Q: When do I need a sponsor?
A: Pursuant to the Immigration and Passport Act 2014, the Immigration Department may require any bona fide visitor to have a sponsor. All bona fide visitors seeking to enter Antigua and Barbuda from any country whose citizens require a visa to enter Antigua and Barbuda must, in any and all cases, have a sponsor before arriving in the State except those exempted as businesspersons or medical emergencies.
Q: Can I change my sponsor?
A: No. As a bona fide visitor without a right of abode, such a person will be required to leave Antigua and Barbuda and may seek to return at a later date.
Q: What happens if my sponsor withdraws their support or cannot be found?
A: A bona fide visitor who was required to have a sponsor as a requirement for entry or an extension of that permit shall be required in any and all cases to leave the state and may seek to return at a later date.
Q: How does a sponsor withdraw their support?
A: A sponsor who desires to withdraw their sponsorship must make a formal report to the Immigration Department’s Enforcement Unit stating that they formally withdraw their sponsorship from the named individual. The sponsor shall not be required to provide the Immigration Department with a reason for their choice to withdraw their sponsorship. The sponsor may be required to locate their charge or aid the Enforcement Division in finding the charge before their legal responsibility and liability is removed.
Q: Do I need a Sponsor to obtain an extension of stay?
A: All bona fide visitors who are not holders of work permits shall be required, in any and all cases, to have a sponsor when applying for a lawful extension of their stay.
Q: Do I require a valid ticket every time I apply for an extension of stay?
A: YES. A bona fide visitor including first time work permit holders and persons having work permits processed by the Labour Department, must present a valid ticket to their country of residence or citizenship when seeking an extension of their stay.
Q: If I am the spouse of a CARICOM Skills Certificate holder and my spouse, the certificate holder, leaves Antigua and Barbuda to reside in another country, can I remain and work on my indefinite stay stamp?
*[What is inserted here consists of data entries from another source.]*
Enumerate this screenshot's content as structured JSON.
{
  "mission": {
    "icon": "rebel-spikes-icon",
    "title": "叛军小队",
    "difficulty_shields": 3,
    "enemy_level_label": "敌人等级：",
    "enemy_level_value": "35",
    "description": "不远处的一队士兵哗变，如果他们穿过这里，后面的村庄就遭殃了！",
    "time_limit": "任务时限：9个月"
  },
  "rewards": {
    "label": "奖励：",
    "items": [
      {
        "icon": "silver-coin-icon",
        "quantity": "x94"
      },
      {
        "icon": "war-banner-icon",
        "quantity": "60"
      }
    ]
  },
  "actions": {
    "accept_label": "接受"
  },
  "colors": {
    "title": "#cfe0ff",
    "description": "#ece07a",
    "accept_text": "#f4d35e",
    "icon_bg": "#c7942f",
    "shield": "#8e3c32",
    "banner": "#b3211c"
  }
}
A: NO. The status of the spouse of a Skills Certificate holder is determined and maintained by the holder residing in Antigua and Barbuda. Where the permit holder leaves the State, the spouse must report to the Immigration Department to have their status changed.